GIVE ME THE NEWS
The Florida Supreme Court this week resolved the difference between medical malpractice and ordinary negligence. The case involved a confrontation between medical staff and a deaf plaintiff that led to the plaintiff needing to have part of her left leg amputated. In a unanimous ruling, the court limited medical malpractice claims to only those that are "directly related to medical care or services, which require the use of professional judgment or skill." The court announced its intention to support the Florida legislature's policy goals of encouraging early settlement and screening out frivolous medical malpractice claims.
A BAD CASE
In other state high court news, Wisconsin's medical malpractice cap on damages for pain and suffering faced a constitutional challenge. The Wisconsin Supreme Court heard oral arguments in a case involving a woman who lost both her arms and legs following an untreated infection and a "medical tsunami" that caused her organs to fail and caused gangrene in her extremities. Proponents of the medical malpractice cap say it helps attract doctors to the state, curbs defensive medicine, and protects a fund worth $1.4 billion used to compensate patients. We will keep watch for this ruling.
OF LOVIN' YOU
And next week, the Connecticut Supreme Court will review medical malpractice damages in a case involving a $4.5 million jury award to a widow for loss of consortium. Loss of consortium dates back to around the 1800s for claims involving the loss of marital companionship following a spouse's injury. The common law rule of consortium has spurred academic debate and remains an "emerging field" before the courts and state legislatures, particularly in the context of damages in medical malpractice cases.
THINK YOU'RE IMMUNE TO THE STUFF
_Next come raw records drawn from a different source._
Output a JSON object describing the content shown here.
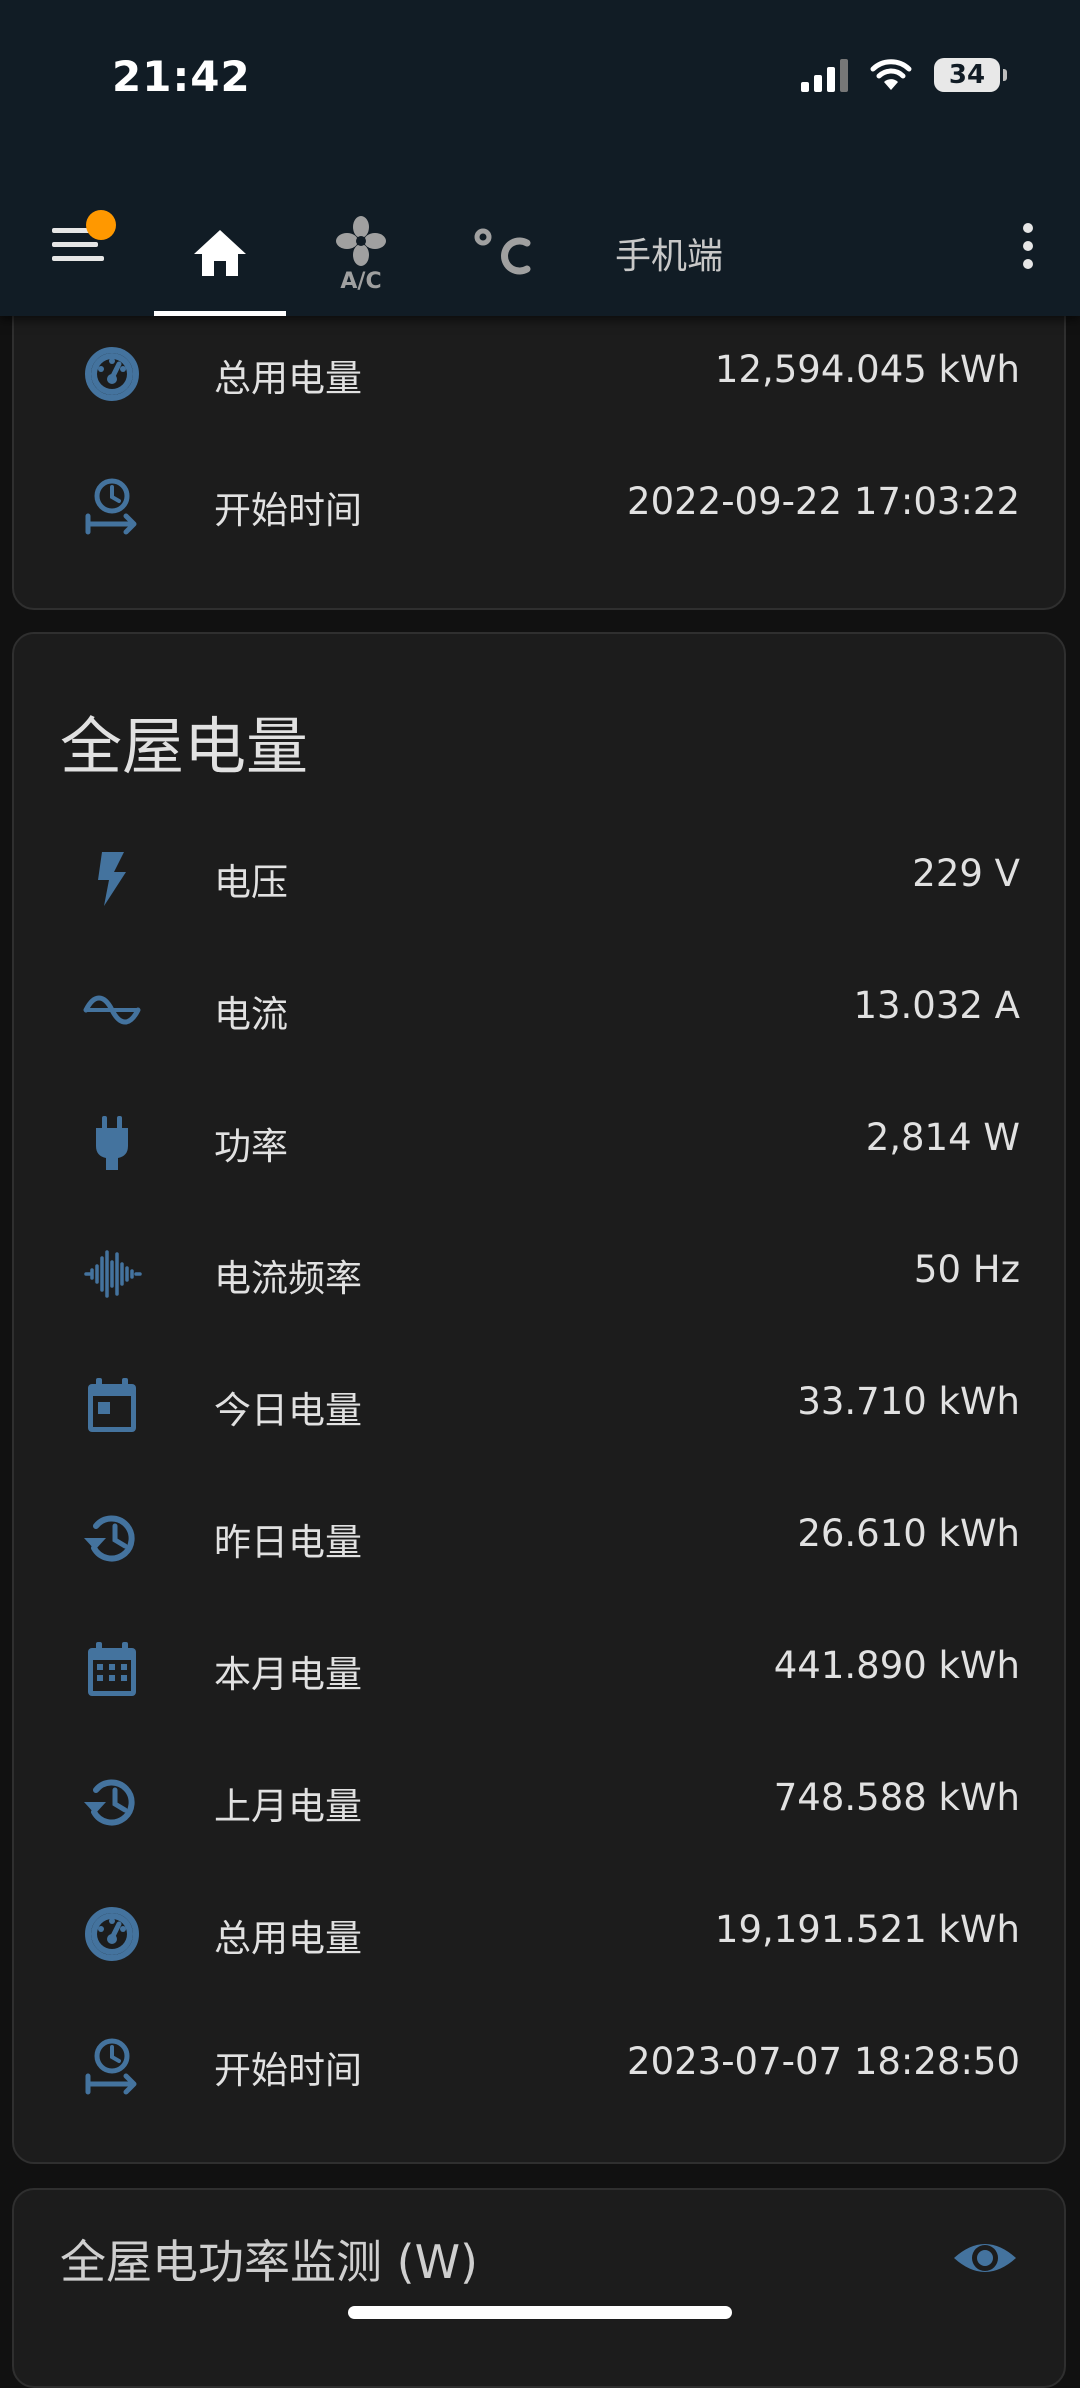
{
  "status_bar": {
    "time": "21:42",
    "battery": "34"
  },
  "header": {
    "tabs": [
      {
        "kind": "home-icon"
      },
      {
        "kind": "ac-icon"
      },
      {
        "kind": "thermometer-celsius-icon"
      },
      {
        "label": "手机端"
      }
    ]
  },
  "card_top": {
    "rows": [
      {
        "icon": "gauge-icon",
        "label": "总用电量",
        "value": "12,594.045 kWh"
      },
      {
        "icon": "clock-start-icon",
        "label": "开始时间",
        "value": "2022-09-22 17:03:22"
      }
    ]
  },
  "card_main": {
    "title": "全屋电量",
    "rows": [
      {
        "icon": "flash-icon",
        "label": "电压",
        "value": "229 V"
      },
      {
        "icon": "sine-wave-icon",
        "label": "电流",
        "value": "13.032 A"
      },
      {
        "icon": "plug-icon",
        "label": "功率",
        "value": "2,814 W"
      },
      {
        "icon": "waveform-icon",
        "label": "电流频率",
        "value": "50 Hz"
      },
      {
        "icon": "calendar-today-icon",
        "label": "今日电量",
        "value": "33.710 kWh"
      },
      {
        "icon": "history-icon",
        "label": "昨日电量",
        "value": "26.610 kWh"
      },
      {
        "icon": "calendar-month-icon",
        "label": "本月电量",
        "value": "441.890 kWh"
      },
      {
        "icon": "history-icon",
        "label": "上月电量",
        "value": "748.588 kWh"
      },
      {
        "icon": "gauge-icon",
        "label": "总用电量",
        "value": "19,191.521 kWh"
      },
      {
        "icon": "clock-start-icon",
        "label": "开始时间",
        "value": "2023-07-07 18:28:50"
      }
    ]
  },
  "card_chart": {
    "title": "全屋电功率监测 (W)"
  },
  "colors": {
    "icon": "#44739e",
    "badge": "#ff9800",
    "header_bg": "#111c25",
    "card_bg": "#1c1c1c"
  }
}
Do limitations on professional liability affect care? A six-year research study released in the latest issue of Health Management, Policy and Innovation (HMPI) found that adverse medical events declined when physicians received immunity from malpractice lawsuits at a large South Florida teaching hospital. The study found no negative impact on patient safety when approximately 900 physicians received sovereign immunity from medical malpractice claims while working at a public hospital. We've got our eye on these professional liability issues.
The California Supreme Court ruled this week in a case that could help thousands of drivers for ride-hailing companies and other gig economy workers establish claims for employment benefits. The justices unanimously ruled that California's wage laws must be interpreted to protect both workers and competition among ethical businesses. Chief Justice Tani Cantil-Sakauye outlined three requirements an employer must meet to prove their workers are independent contractors. The court's "ABC Test" is as follows: the contractor provided the service free from the company's control; the service provided is outside the company's core business; and the contractor is an independent professional engaged in providing their service to companies other than the one in question. Pundits argue the court's ruling could be far- reaching.
RESTARTING TEMP STAFFING INITIATIVE
More than 40 labor unions, businesses, and public health groups sent a letter to Labor Secretary Alexander Acosta this week asking the Secretary to restart the work of six OSHA advisory committees by filling in vacancies and otherwise allowing these bodies to meet and conduct the business of worker safety. Advocates specifically called for nominees to fill vacant spots on the National Advisory Committee on Occupational Safety and Health (NACOSH), a committee dedicated to the study of temporary staff safety.
Making Our Way Around the Country
Governor Tom Wolf vetoed a bill that would have overhauled the Pennsylvania workers' compensation system. The GOP-backed bill, which passed the state's general assembly last week, would have created a drug formulary within the state's workers' compensation program. Supporters sought to curtail over-utilization of opioids to injured workers, as well as reduce medical costs of non-FDA approved compounded pain creams. Governor Wolf, a Democrat, said it was too broad and would interfere with the doctor-patient relationship. We'll see if the legislature moves to override the veto.
The Illinois House voted 62-43 to establish a state-monitored workers compensation insurance company called the, "Illinois Employers Mutual Insurance Co.," a nonprofit, independent public corporation to insure Illinois employers against liability for workers compensation and occupational disease coverage. Governor Bruce Rauner vetoed similar legislation last year. Leading associations of insurance carriers also oppose the bill. The bill moves to the state senate.
The Minnesota Department of Labor and Industry released its 2016 Minnesota Workers' Compensation System Report. Per the report, the number of paid workers' compensation claims fell 54 percent relative to the number of full-time-equivalent (FTE) employees from 1996 to 2016. The number of paid claims fell from 8.8 per 100 FTE employees in 1996 to 4.0 in 2016. The cost of the workers' compensation system for 2016 amounted to $1.24 per $100 of payroll, which compares favorably to national averages. This report, part of an annual series, presents data from 1996 through 2016 about Minnesota's workers' compensation system.
NATIONAL CONCERT WEEK
We hope that you found our references to some classic hits simply irresistible. If not, perhaps some of your favorite artists are on tap for National Concert Week! Enjoy the shows!